The study by Hamer et al.  in this issue of Obesity presents results from an analysis of the association between achievement of moderate and vigorous PA according to the public health guidelines, with BMI and waist circumference using prospective data among middle-aged men and women from The Whitehall II cohort study. Information on PA and adiposity were assessed on three occasions during 9.5-12.9 years of follow-up. The authors report that PA was unrelated to BMI and waist circumference when using only the baseline information on PA. In contrast, when taking full advantage of the three repeated assessments of PA, participants consistently meeting the 2.5 hours/week PA public health guideline during follow-up had lower BMI (−0.43 kg/m2) and waist circumference (−2.50 cm) over 10-years compared with participants rarely meeting the guideline in a multivariable model including important determinants of adiposity such as total energy intake and smoking. Interestingly, these findings are generally consistent with two other population-based prospective studies using multiple assessments of PA during follow-up [2, 3], although the data from Women's Health Study suggest that the total amount of PA should be approximately twice that of the current guideline for the prevention of gains in adiposity in women. Hamer et al.  also reported some evidence of a bi-directional association that adds to the evidence of a vicious cycle relationship in which low PA may influence adiposity gains and that gains in adiposity also may lead to a reduction in PA .
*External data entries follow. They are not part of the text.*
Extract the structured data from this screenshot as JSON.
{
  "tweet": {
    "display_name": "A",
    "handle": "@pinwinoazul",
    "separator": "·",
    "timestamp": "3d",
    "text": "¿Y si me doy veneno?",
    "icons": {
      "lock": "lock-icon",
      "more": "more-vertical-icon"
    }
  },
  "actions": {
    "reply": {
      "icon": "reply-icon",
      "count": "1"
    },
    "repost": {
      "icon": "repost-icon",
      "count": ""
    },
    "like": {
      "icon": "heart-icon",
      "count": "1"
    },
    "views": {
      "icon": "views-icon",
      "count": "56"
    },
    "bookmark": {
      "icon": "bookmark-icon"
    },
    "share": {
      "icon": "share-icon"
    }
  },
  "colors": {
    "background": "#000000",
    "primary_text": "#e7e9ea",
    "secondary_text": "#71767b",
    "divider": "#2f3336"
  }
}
In the current public health guidelines for PA it is also recommended to additionally engage in muscle-strengthening activity at least two times/week. The authors did not address whether additional achievement of this component of the guidelines confers added and independent benefit for primary prevention of adiposity gains and to date this remains fairly unknown. In addition, the 2008 Physical Activity Guidelines for Americans  refers to PA beyond what is referred to as the “baseline activity” (the usual light or sedentary activities of daily living). Daily time spent on sedentary activities such as TV viewing and computer use is substantial for many people and is likely to displace other forms of “baseline activity” with greater energy expenditure. Estimating the independent effects of increasing “baseline activity” on prevention of adiposity gains in population samples is also an important topic for future studies.
In conclusion, the study by Hamer et al.  suggests that engagement in moderate and vigorous PA according to the minimum of 2.5 hours/week recommended by the current guidelines can prevent gains in adiposity in a population of middle aged men and women. The study adds to the evidence that addressing obesity prevention in populations should not only focus on limiting energy intake but also put emphasis on encouraging increases in PA levels.